There are ten primary missions outlined in the Department of Defense's 2012 strategy guidance. Three of those missions require the Pentagon to maintain an effective deterrent to nuclear war that, the guidance says, "can under any circumstances confront an adversary with the prospect of unacceptable damage, both to deter potential adversaries and to assure U.S. allies and other security partners that they can count on America's security commitments."
The CATO Institute's Christopher Preble and Matt Fay's recent article "To Save the Submarines, Eliminate ICBMs and Bombers" is a policy recommendation that fails to meet DOD's high standard for an effective nuclear deterrent. While they mention the submarine's inherent survivability, power and accuracy, they neglect other aspects required of an effective deterrent force. The deterrent force must be survivable, affordable, flexible, visible, available, credible and provide stability. While each element of the triad comprises many of these attributes, no one leg has them all.
Affordability is also a key component of nuclear deterrent forces. While the $60 billion dollars quoted for the new nuclear-armed submarines seems daunting, it pales in comparison to the $400 billion for the Joint Strike Fighter, according to the Government Accountability Office. Moreover, the entire nuclear deterrence force represents only around $20 billion per year, according to Deputy Defense Secretary Ash Carter. ICBMs are the least expensive leg to maintain. Bombers still have a required conventional role, so making them non-nuclear nets only minor savings.

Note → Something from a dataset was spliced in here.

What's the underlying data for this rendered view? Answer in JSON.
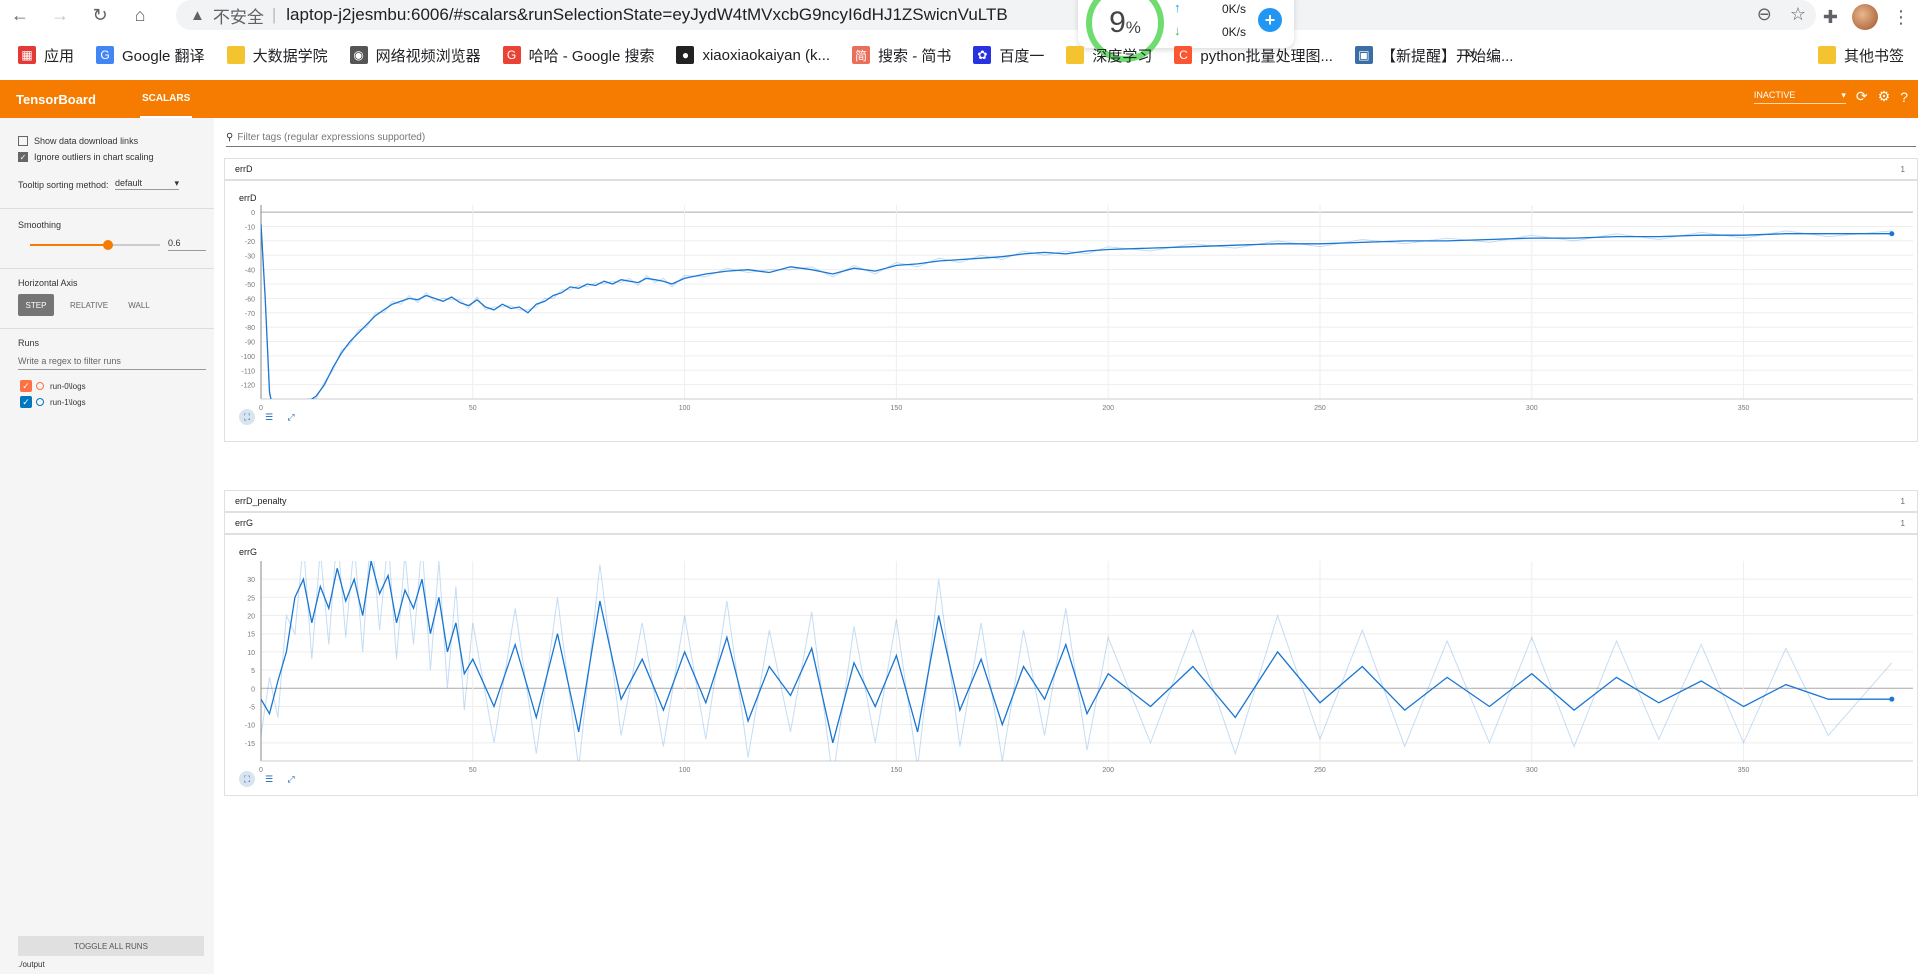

Thus, even with the addition of new submarines, the nuclear deterrent force is incredibly affordable compared to the overall defense budget of $526 billion.